Part of the license that authors gave to publishers was electronic rights. Now those electronic rights that were hardly ever utilized have become something else -- though still not the majority of the market. So rights are being readjusted, contracts are being renegotiated, new contracts with different terms are being negotiated, new accounting practices are being set up as infrastructure, etc., the nature of agreements with electronic vendors is constantly in flux. So e-book royalties are going to change over time. There may be a different, not royalty set-ups to how electronics rights are handled in the future. It's not an instant process because it is about hundreds of different contracts in the works.2 - Ebook royalty inequities (52.5% to publisher 14.9% to author)
"Restrictions" vary widely and often by market.
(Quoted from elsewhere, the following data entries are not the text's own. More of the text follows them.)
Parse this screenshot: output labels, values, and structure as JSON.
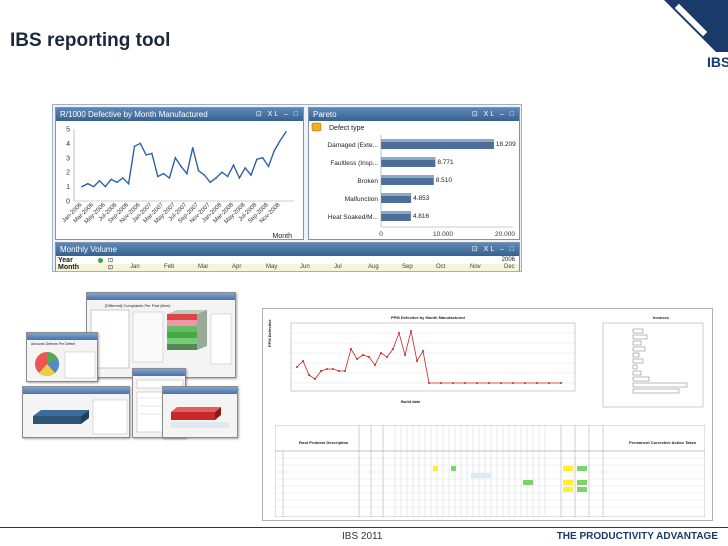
{
  "slide": {
    "title": "IBS reporting tool"
  },
  "logo": {
    "text": "IBS",
    "color": "#1a3a6a"
  },
  "qlikview": {
    "defective_panel": {
      "title": "R/1000 Defective by Month Manufactured",
      "icons": "⊡ XL ‒ □",
      "x_axis_label": "Month",
      "y_ticks": [
        "5",
        "4",
        "3",
        "2",
        "1",
        "0"
      ],
      "x_ticks": [
        "Jan-2006",
        "Mar-2006",
        "May-2006",
        "Jul-2006",
        "Sep-2006",
        "Nov-2006",
        "Jan-2007",
        "Mar-2007",
        "May-2007",
        "Jul-2007",
        "Sep-2007",
        "Nov-2007",
        "Jan-2008",
        "Mar-2008",
        "May-2008",
        "Jul-2008",
        "Sep-2008",
        "Nov-2008"
      ]
    },
    "pareto_panel": {
      "title": "Pareto",
      "icons": "⊡ XL ‒ □",
      "dimension_label": "Defect type",
      "x_ticks": [
        "0",
        "10.000",
        "20.000"
      ]
    },
    "monthly_volume": {
      "title": "Monthly Volume",
      "icons": "⊡ XL ‒ □",
      "year_label": "Year",
      "year_value": "2006",
      "month_label": "Month",
      "months": [
        "Jan",
        "Feb",
        "Mar",
        "Apr",
        "May",
        "Jun",
        "Jul",
        "Aug",
        "Sep",
        "Oct",
        "Nov",
        "Dec"
      ]
    }
  },
  "collage": {
    "caption": "[Different] Complaints Per Part (item)",
    "sub_caption": "Amounts Defects Per Defect"
  },
  "report": {
    "chart_title": "PPM Defective by Month Manufactured",
    "side_title": "Invoices",
    "x_axis_title": "Build date",
    "y_axis_title": "PPM Defective",
    "table_header": "Root Problem Description",
    "action_header": "Permanent Corrective Action Taken"
  },
  "chart_data": [
    {
      "type": "line",
      "title": "R/1000 Defective by Month Manufactured",
      "xlabel": "Month",
      "ylabel": "",
      "ylim": [
        0,
        5
      ],
      "x": [
        "Jan-2006",
        "Feb-2006",
        "Mar-2006",
        "Apr-2006",
        "May-2006",
        "Jun-2006",
        "Jul-2006",
        "Aug-2006",
        "Sep-2006",
        "Oct-2006",
        "Nov-2006",
        "Dec-2006",
        "Jan-2007",
        "Feb-2007",
        "Mar-2007",
        "Apr-2007",
        "May-2007",
        "Jun-2007",
        "Jul-2007",
        "Aug-2007",
        "Sep-2007",
        "Oct-2007",
        "Nov-2007",
        "Dec-2007",
        "Jan-2008",
        "Feb-2008",
        "Mar-2008",
        "Apr-2008",
        "May-2008",
        "Jun-2008",
        "Jul-2008",
        "Aug-2008",
        "Sep-2008",
        "Oct-2008",
        "Nov-2008",
        "Dec-2008"
      ],
      "series": [
        {
          "values": [
            1.0,
            1.2,
            1.0,
            1.4,
            1.0,
            1.5,
            1.3,
            1.6,
            1.2,
            3.8,
            4.0,
            3.2,
            3.3,
            1.7,
            1.9,
            1.6,
            3.0,
            2.4,
            1.9,
            3.7,
            2.1,
            1.8,
            1.3,
            1.6,
            2.0,
            1.7,
            2.5,
            1.6,
            2.3,
            1.8,
            2.9,
            3.0,
            2.4,
            3.5,
            4.2,
            4.8
          ]
        }
      ]
    },
    {
      "type": "bar",
      "title": "Pareto",
      "xlabel": "",
      "ylabel": "Defect type",
      "xlim": [
        0,
        20000
      ],
      "categories": [
        "Damaged (Exte...",
        "Faultless (Insp...",
        "Broken",
        "Malfunction",
        "Heat Soaked/M..."
      ],
      "values": [
        18209,
        8771,
        8510,
        4853,
        4816
      ],
      "data_labels": [
        "18.209",
        "8.771",
        "8.510",
        "4.853",
        "4.816"
      ]
    }
  ],
  "footer": {
    "center": "IBS 2011",
    "right": "THE PRODUCTIVITY ADVANTAGE"
  }
}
Right now the author doing self-publishing and licensing publishing is common, but it can get complicated for publishers trying to develop the licensed product. There are going to be arguments, as there have been with Amazon on the self-publishing side as well. It's an emerging market and everyone is trying to figure out what shape it will take. It is still only 8-10% of the publisher's market.3 - Restrictions on publishing "other works"
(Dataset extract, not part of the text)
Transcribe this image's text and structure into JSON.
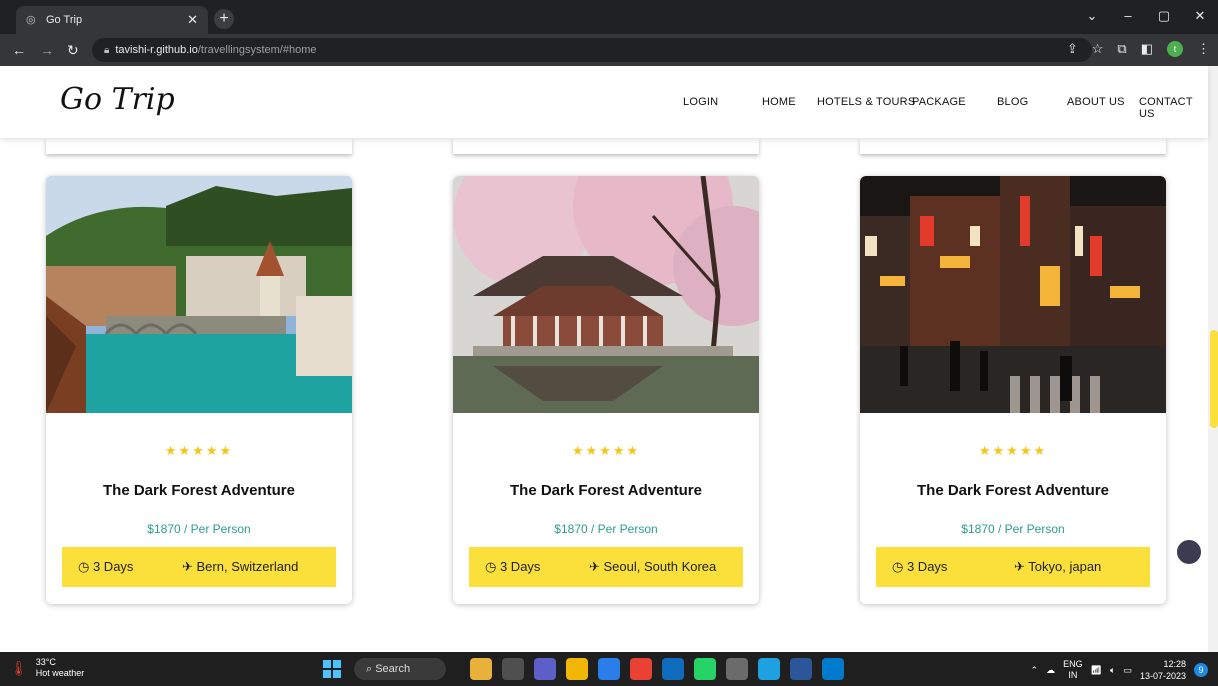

Authors do not necessarily want to have 100% control over production and marketing to vendors. The licensing agreements that they have with publishers are not going to be identical to the distribution agreements that self-pubs have with vendors like Amazon. (And that's a good thing perhaps as Amazon takes an ownership stake of sorts without paying for it and has total contract leverage.) What we are more likely to see is the same thing you're doing, Mike, which is a mix of self-pub and licensing pub.
The good thing about self-pub is that it's increased the market for books. The downside (though it's not solely self-publishing,) is that the utopia only has interest in customers with the money for electronic access. Increasingly, we're being told that if you can't be an electronic consumer, you don't count -- and more and more people can't afford regular electronic access, much less e-book purchases. One of the reasons Amanda Hocking made a print deal with St. Martin's is because she knew she had a lot of kids who wanted to read her work who did not have electronic access. Another main reason is that she wanted to reduce the amount of entrepreneurship she had to do, at least for some of her titles, in handling all business, production and marketing duties. We have many types of authors with different concerns and needs, so there isn't going to be a one size fits all set-up here. We've still got about three years to go to standardization and stability in the e-book market. So that will probably be the real test of things then.
Last edited by KatG; February 9th, 2012 at 10:04 PM.